Since the advent of smartphones, how we go about our daily lives is recorded every minute and data about our habits and health are collected for commercial uses behind the public's scrutiny. Overtaking the price of oil, data has become the world's most valuable single resource. It is therefore unsurprising why companies are so eager to get their hands on data. However, companies are using increasingly intelligent methods to extract data that could be sensitive without users' consent. For example, the recent revelation of TikTok's data structure raised a few eyebrows as it was exposed that the Chinese social-media giant was regularly reading the copy-and-paste clipboards of users.
If we were to stop such suspicious data collection, not only should we raise public awareness around this, but we should also adopt measures to protect our own data. Our recent Jargon Buster explained how they track you online, in this edition we show a few ways to prevent websites from collecting your data.

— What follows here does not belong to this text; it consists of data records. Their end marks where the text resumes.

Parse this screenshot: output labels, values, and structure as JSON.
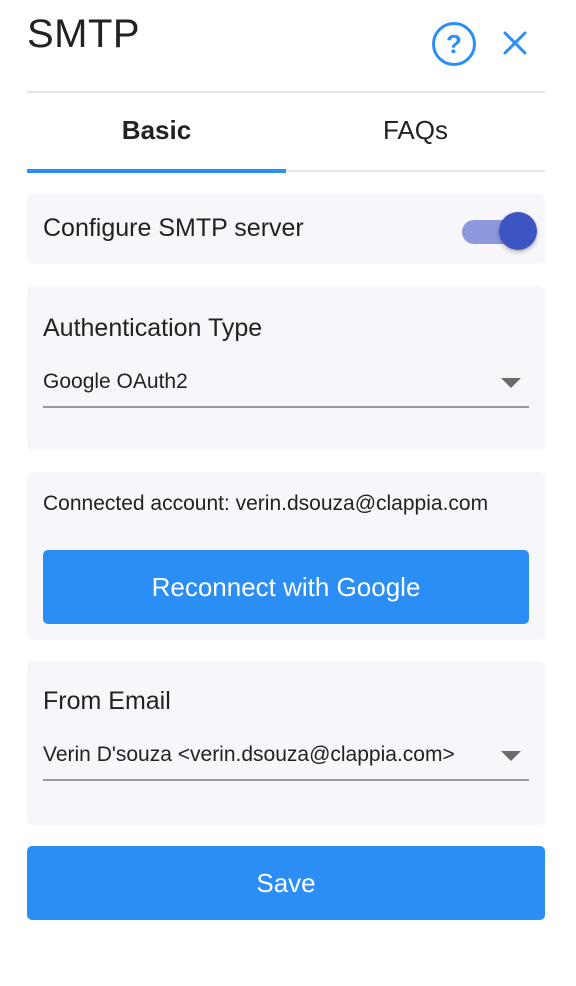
{
  "header": {
    "title": "SMTP",
    "help_symbol": "?",
    "help_icon": "question-circle-icon",
    "close_icon": "close-x-icon"
  },
  "tabs": [
    {
      "label": "Basic",
      "active": true
    },
    {
      "label": "FAQs",
      "active": false
    }
  ],
  "smtp_config": {
    "label": "Configure SMTP server",
    "enabled": true
  },
  "auth": {
    "label": "Authentication Type",
    "value": "Google OAuth2"
  },
  "connection": {
    "text": "Connected account: verin.dsouza@clappia.com",
    "reconnect_label": "Reconnect with Google"
  },
  "from_email": {
    "label": "From Email",
    "value": "Verin D'souza <verin.dsouza@clappia.com>"
  },
  "footer": {
    "save_label": "Save"
  },
  "colors": {
    "accent": "#2b8ef5",
    "toggle_track": "#8d98dc",
    "toggle_thumb": "#3d55c2",
    "card_bg": "#f7f6fa"
  }
}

Privacy-focused Web Search Engines
A search engine is a software system that carries out a search across the internet based on your input keywords.
Chances are you are reading this blog post on one of the most commonly used web browsers: Google Chrome, Mozilla Firefox, Microsoft Internet Explorer, Microsoft Edge, or Apple Safari. Web browsers are great at delivering content on devices and remembering your web history. However, most are not designed for privacy by default. Have you ever had a look at your web history and browser settings? Even at incognito mode, a web browser sends, receives and stores a lot of data that you may not want to be recorded and stored forever.
Privacy Browser Extensions
If you liked the sound of having the privacy which privacy-focused browsers offer but cannot imagine the prospect of becoming disloyal to your internet browser, privacy browser extensions are ideal. Extensions such as uBlock Origin, Privacy Badger, and Ghostery can be installed as an add-on to common browsers to block trackers, scripts that may leach your browser's CPU and data for malicious purposes in addition to advertisements, giving your existing browser the muscles it needs to fight against data-hungry websites.
Adblockers are a subset of privacy browser extensions. Operating in a very similar way, they are installable plugins to your desired browser in order to remove, alter or hide advertising content on any given webpage. Whilst some are designed to purely remove ads or to ensure your precious time is saved by not having to watch that 5-second advert before viewing your favourite music videos, others are more complex. For example, blockers like uBlock go further by blocking widgets which could compromise a user's privacy.
By blocking these widgets, third parties are unable to get their hands on valuable information such as the length of time you spent on a specific page, or how long your cursor was hovering over those new pair of trainers which you were so close to purchasing.
Virtual Private Networks
A virtual private network (VPN) should not be a stranger to many office workers since the Covid-19 lockdown. VPN was initially designed to provide access to corporate applications to remote users using an encrypted tunnelling protocol. Increasingly they can also be used to connect to proxy servers in order to protect personal identity and ensure privacy.
Let's all make the effort to ensure we protect ourselves when going online. After all, we spend 24 hours a week on average online – that's a lot of data to companies to take and monetise!